We don’t have sandwiches in our lunchboxes very often. Mainly because my kiddy’s don’t eat them, but also because many breads (especially highly refined gluten free bread) is not that healthy. If your kiddy’s love bread, pitas, wraps use them as a vehicle to get in extra protein, veggies (think salad, grated carrot, lettuce, tomato, cucumber) and healthy fats (think aioli, avocado, nut butters). This will help keep their energy levels sustained. And of course, protein is important for growing kiddy’s and healthy fats for their concentration in school and slow release energy, that will hopefully last them the afternoon.
Here we have a sourdough toastie, with cheese, spinach, fresh herbs and ham, half an avo with sauerkraut in the middle and quinoa on the top, apple, strawberries, cucumber a biscuit and almonds.
9. Put meat on a stick! Kids love food on a stick and meat is no exception. Wee bite sized pieces of chicken or meatballs or egg, cheese ,you can also make fruit and vege skewers.
Pictured below is (left) meatballs put on an iceblock stick and baked in the oven and (right) homemade chicken nuggets.
10. Keep it simple!
Kids don’t need fancy food, star shaped sandwiches, fancy cut fruit or matcha powder smoothies. If you’re stuck for time (and money!) take your menu right back to basics. Good food can be simple food!

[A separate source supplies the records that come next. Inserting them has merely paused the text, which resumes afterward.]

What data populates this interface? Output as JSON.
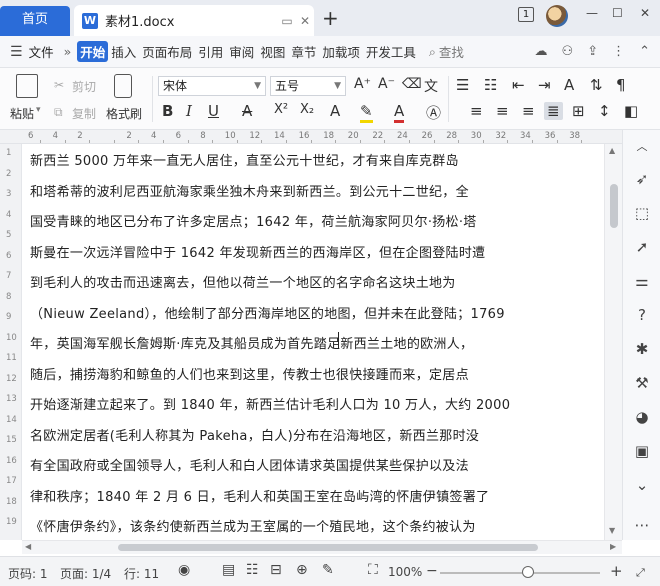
{
  "tabs": {
    "home": "首页",
    "doc_icon": "W",
    "doc_name": "素材1.docx",
    "new_tab": "+"
  },
  "window": {
    "badge": "1",
    "minimize": "—",
    "maximize": "☐",
    "close": "✕"
  },
  "menu": {
    "file": "文件",
    "items": [
      "开始",
      "插入",
      "页面布局",
      "引用",
      "审阅",
      "视图",
      "章节",
      "加载项",
      "开发工具"
    ],
    "active": "开始",
    "search": "查找"
  },
  "ribbon": {
    "paste": "粘贴",
    "cut": "剪切",
    "copy": "复制",
    "format_painter": "格式刷",
    "font_name": "宋体",
    "font_size": "五号",
    "bold": "B",
    "italic": "I",
    "underline": "U",
    "strike": "A",
    "superscript": "X²",
    "subscript": "X₂"
  },
  "ruler": {
    "marks": [
      "6",
      "4",
      "2",
      "",
      "2",
      "4",
      "6",
      "8",
      "10",
      "12",
      "14",
      "16",
      "18",
      "20",
      "22",
      "24",
      "26",
      "28",
      "30",
      "32",
      "34",
      "36",
      "38"
    ]
  },
  "gutter": {
    "marks": [
      "1",
      "2",
      "3",
      "4",
      "5",
      "6",
      "7",
      "8",
      "9",
      "10",
      "11",
      "12",
      "13",
      "14",
      "15",
      "16",
      "17",
      "18",
      "19"
    ]
  },
  "document": {
    "lines": [
      "新西兰 5000 万年来一直无人居住，直至公元十世纪，才有来自库克群岛",
      "和塔希蒂的波利尼西亚航海家乘坐独木舟来到新西兰。到公元十二世纪，全",
      "国受青睐的地区已分布了许多定居点；1642 年，荷兰航海家阿贝尔·扬松·塔",
      "斯曼在一次远洋冒险中于 1642 年发现新西兰的西海岸区，但在企图登陆时遭",
      "到毛利人的攻击而迅速离去，但他以荷兰一个地区的名字命名这块土地为",
      "（Nieuw Zeeland），他绘制了部分西海岸地区的地图，但并未在此登陆；1769",
      "年，英国海军舰长詹姆斯·库克及其船员成为首先踏足新西兰土地的欧洲人，",
      "随后，捕捞海豹和鲸鱼的人们也来到这里，传教士也很快接踵而来，定居点",
      "开始逐渐建立起来了。到 1840 年，新西兰估计毛利人口为 10 万人，大约 2000",
      "名欧洲定居者(毛利人称其为 Pakeha，白人)分布在沿海地区，新西兰那时没",
      "有全国政府或全国领导人，毛利人和白人团体请求英国提供某些保护以及法",
      "律和秩序；1840 年 2 月 6 日，毛利人和英国王室在岛屿湾的怀唐伊镇签署了",
      "《怀唐伊条约》，该条约使新西兰成为王室属的一个殖民地，这个条约被认为"
    ]
  },
  "status": {
    "page_num": "页码: 1",
    "pages": "页面: 1/4",
    "line": "行: 11",
    "zoom": "100%",
    "zoom_minus": "−",
    "zoom_plus": "+",
    "zoom_fraction": 0.55
  },
  "colors": {
    "accent": "#2b6cd8",
    "font_color": "#d33030",
    "highlight": "#f2d600"
  }
}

Pictured below is cheese cubes, sausage pieces, strawberries, orange, 1/2 banana, popcorn muesli bar and peanut butter sandwich (sourdough).
11. Have food on hand for those days when everything turns to s**t
Hard boiled eggs last 5 days in the fridge, if kept in their shells, bliss balls and muesli bars keep forever in the freezer, tins of tuna in the pantry, hummus and bread in the freezer, yoghurt and frozen fruit can be stored and used when nothing else is planned or organised or for when you’ve run out of food and need to go shopping. Desperate dinners (leftover dinner put in the freezer) in individual portion sizes, can be kept in the freezer and placed in the lunchbox. Have a few food items kept aside for those messy mornings, so lunchboxes aren’t a hassle on an already crazy school run.
Pictured below: a purple egg (hard boiled egg, soaked in ruby sauerkraut juice. These keep in the fridge for about 5 days, perfect to have on hand when there’s nothing else!)